Now, before we go any further, we gotta look at our words. Writing about apb isn't an easy thing because the way they merge big looping funky bass and drums with the pure staccato spams of punk guitar and energy means that I gotta write "punky" and "funky" a million times. There just isn't any other way to describe the alchemy of their fusion. So, from now on we're gonna create our own vocabulary. Can't use p-funk cause that terms already taken so I'm gonna go with Fu-punk. Weak I know, but it's all I got.
So, having coined the fu-punk term, apb bring it on full-force with "Down at the Store," ramping up the pace and the angular slash of the guitar, and bringing in the smatterings of classic punk apathetic nihilism and materialistic discontent with a surprising romantic twist. After Iain's bass rumble and George's fist-tight beat, Glen chops the chords to pieces. Iain rails "There is no motivation anymore/every thing is sold out at the store/the outside world is a crashing bore/everything is sold out at the store/except true love."
"Electric Boy" immediately follows next with dense and heavy descending chords through it's chorus and ass-groovy fu-punky verses. This is a huge, huge song for apb and unlike anything I'd heard from them before. And dig that polyrhythic percussion breakdown. That's a band burning nitro in all cylinders.
"First Dance" percolates out next as funky as apb get, with its finger-mad bass thumping, drum attack and stinging guitar sounding like something that could've appeared on the classic "Dancability 12." Then comes the big change. I'd heard a rumor that there was a guest vocalist coming, but I gotta say it still caught me by surprise. After grooving to apb for so many years, the sound of a voice other than Iain's rather thin, nasal tone sounded as out of place as former President Bush being offered a Rhodes scholarship. Just didn't compute. No offense to Jim Sheppard, but his work on "First Dance" and the title-track "Jaguar" just seemed like an interesting idea gone wrong. But only for a moment. On repeated listens, the mix of new vocals over that classic apb fu-punk settled in my ears and found a home. It helps that "First Dance" is just an electric slice of danceable funk and that "Jaguar" explores new territory in a mid-tempo, electro-funk vein. Either way, both songs stand proudly in the apb cannon now and Jim's voice adds texture and his own nuance.

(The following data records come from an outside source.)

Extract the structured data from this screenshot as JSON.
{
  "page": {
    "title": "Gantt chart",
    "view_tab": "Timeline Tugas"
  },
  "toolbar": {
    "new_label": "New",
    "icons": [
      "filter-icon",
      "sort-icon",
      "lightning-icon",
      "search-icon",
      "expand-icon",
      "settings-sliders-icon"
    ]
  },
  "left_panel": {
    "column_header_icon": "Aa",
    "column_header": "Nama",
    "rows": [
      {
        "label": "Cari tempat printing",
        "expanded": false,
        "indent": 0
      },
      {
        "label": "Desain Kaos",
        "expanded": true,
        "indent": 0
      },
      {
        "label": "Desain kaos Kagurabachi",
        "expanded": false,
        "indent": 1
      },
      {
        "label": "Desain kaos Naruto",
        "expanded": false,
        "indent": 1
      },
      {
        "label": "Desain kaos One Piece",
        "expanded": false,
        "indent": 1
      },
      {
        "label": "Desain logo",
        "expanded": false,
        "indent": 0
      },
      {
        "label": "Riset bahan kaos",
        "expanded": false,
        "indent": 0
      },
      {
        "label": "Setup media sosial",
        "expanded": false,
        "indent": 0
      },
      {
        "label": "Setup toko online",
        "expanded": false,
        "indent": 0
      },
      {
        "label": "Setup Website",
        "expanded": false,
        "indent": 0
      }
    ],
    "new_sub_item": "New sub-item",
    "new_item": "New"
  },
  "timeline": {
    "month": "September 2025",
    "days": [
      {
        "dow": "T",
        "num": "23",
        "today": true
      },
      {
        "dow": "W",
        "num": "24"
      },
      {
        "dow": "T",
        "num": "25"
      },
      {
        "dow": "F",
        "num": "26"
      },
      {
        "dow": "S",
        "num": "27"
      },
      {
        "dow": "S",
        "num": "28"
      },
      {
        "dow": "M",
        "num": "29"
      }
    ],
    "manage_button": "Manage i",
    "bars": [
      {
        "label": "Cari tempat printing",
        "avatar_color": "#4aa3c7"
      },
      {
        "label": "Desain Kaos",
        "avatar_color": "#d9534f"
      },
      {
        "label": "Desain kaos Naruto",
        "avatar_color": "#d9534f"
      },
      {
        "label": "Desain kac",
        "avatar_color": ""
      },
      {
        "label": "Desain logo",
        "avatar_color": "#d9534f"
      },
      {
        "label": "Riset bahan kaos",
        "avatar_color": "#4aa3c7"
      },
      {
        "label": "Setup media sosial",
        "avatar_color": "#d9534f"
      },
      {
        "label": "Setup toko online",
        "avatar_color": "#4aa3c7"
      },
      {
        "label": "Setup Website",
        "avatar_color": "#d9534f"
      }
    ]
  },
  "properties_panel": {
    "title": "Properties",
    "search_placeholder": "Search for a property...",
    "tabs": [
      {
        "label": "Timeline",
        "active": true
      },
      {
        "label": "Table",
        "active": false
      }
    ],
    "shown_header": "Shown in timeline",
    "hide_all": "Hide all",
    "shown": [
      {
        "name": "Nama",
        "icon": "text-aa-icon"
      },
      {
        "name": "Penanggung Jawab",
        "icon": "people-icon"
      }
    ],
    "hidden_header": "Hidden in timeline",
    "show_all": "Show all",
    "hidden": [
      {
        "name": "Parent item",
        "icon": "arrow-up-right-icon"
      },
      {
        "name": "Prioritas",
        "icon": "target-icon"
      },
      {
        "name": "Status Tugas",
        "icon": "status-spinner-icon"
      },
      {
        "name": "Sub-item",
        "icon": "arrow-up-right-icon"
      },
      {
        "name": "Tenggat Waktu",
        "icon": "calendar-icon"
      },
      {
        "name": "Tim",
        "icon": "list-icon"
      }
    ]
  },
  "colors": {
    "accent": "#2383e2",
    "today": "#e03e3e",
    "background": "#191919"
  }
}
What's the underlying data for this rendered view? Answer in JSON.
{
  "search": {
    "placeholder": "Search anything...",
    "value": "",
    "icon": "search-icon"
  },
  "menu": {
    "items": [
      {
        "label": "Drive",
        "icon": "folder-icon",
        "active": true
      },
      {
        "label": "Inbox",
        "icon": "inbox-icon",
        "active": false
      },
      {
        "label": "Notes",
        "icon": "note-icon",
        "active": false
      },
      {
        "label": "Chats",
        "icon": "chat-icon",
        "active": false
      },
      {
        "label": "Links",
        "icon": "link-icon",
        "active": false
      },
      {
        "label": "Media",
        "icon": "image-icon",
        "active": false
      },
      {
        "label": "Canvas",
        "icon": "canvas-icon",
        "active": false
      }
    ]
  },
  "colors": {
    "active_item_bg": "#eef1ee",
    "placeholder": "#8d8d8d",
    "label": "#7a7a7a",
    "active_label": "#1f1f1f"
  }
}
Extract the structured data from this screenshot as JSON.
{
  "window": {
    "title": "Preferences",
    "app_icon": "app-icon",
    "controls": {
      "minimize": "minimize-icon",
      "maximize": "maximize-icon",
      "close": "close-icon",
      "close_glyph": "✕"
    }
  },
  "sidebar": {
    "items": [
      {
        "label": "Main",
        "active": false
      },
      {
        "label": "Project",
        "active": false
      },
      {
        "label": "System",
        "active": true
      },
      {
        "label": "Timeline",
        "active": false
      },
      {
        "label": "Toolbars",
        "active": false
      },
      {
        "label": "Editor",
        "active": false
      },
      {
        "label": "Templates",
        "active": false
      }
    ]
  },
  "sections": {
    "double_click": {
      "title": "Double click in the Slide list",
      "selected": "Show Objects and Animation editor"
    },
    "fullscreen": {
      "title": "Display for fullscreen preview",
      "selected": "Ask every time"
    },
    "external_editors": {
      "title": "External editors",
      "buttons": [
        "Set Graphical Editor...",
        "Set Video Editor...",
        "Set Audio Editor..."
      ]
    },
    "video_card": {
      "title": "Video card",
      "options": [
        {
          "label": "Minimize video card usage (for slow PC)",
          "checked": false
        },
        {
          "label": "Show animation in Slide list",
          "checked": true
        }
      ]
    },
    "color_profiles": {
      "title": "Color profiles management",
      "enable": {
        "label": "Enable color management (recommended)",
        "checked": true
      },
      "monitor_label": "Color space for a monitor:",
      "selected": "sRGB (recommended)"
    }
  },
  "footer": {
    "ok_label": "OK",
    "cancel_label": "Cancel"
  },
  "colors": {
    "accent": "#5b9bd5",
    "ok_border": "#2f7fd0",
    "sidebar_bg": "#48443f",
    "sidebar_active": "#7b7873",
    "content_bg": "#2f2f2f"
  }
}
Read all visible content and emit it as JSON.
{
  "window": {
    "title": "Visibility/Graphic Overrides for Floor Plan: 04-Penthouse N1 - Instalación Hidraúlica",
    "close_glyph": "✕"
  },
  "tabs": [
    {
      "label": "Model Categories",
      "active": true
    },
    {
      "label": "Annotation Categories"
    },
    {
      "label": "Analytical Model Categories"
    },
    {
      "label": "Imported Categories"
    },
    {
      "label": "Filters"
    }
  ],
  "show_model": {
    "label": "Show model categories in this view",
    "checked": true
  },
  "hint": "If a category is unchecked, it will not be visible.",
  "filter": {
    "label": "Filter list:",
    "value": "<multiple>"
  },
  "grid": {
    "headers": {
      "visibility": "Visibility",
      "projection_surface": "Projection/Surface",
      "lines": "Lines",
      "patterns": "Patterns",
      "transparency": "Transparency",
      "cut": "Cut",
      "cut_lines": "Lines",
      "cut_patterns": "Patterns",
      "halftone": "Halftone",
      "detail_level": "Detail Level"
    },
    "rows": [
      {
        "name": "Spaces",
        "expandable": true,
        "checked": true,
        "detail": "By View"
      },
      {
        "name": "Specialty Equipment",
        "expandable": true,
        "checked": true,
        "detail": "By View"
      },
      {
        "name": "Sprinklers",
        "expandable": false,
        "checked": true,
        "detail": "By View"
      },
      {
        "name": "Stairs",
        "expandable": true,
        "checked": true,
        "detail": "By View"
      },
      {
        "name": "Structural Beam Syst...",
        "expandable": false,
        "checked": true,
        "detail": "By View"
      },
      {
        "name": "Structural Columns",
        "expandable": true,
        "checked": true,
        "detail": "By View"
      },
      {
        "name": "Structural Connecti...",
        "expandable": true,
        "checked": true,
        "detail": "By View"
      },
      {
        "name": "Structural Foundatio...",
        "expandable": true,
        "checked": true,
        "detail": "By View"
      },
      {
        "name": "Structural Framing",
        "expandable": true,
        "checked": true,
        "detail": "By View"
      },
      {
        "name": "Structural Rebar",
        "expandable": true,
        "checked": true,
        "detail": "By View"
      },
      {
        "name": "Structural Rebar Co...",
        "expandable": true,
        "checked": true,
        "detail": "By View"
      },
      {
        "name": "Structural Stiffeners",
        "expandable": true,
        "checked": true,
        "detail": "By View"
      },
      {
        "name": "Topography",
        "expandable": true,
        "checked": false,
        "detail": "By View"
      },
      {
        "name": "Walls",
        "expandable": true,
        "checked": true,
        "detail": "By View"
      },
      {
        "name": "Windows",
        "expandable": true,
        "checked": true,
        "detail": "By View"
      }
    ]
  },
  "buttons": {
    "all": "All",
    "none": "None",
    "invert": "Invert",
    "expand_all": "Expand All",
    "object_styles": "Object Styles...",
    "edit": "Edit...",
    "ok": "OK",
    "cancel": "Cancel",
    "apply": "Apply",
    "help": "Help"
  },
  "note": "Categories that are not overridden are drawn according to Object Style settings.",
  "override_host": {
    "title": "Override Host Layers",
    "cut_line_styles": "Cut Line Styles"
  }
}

Still, I have to admit my pleasure when "Tangle Wires" pounds out next with a nasty Undertones-esque punk directness with Iain's nasal whine firmly back in place. "You Give me Pain" rounds out the 7 songs with another masterstroke of unfettered apb fu-punk perfection. Shotgun bursts of guitar searing under Iain and George's pure funk mettle. High energy, high fun, with a touch of classic snottiness. A new apb classic.
I'll be the first to admit that apb may not be for every one, but damn, if they aren't the one for me. 30 years on, and I still haven't tired of the band. And if they keep pumping it out with this much timeless energy, I bet I've got another 30 years to go.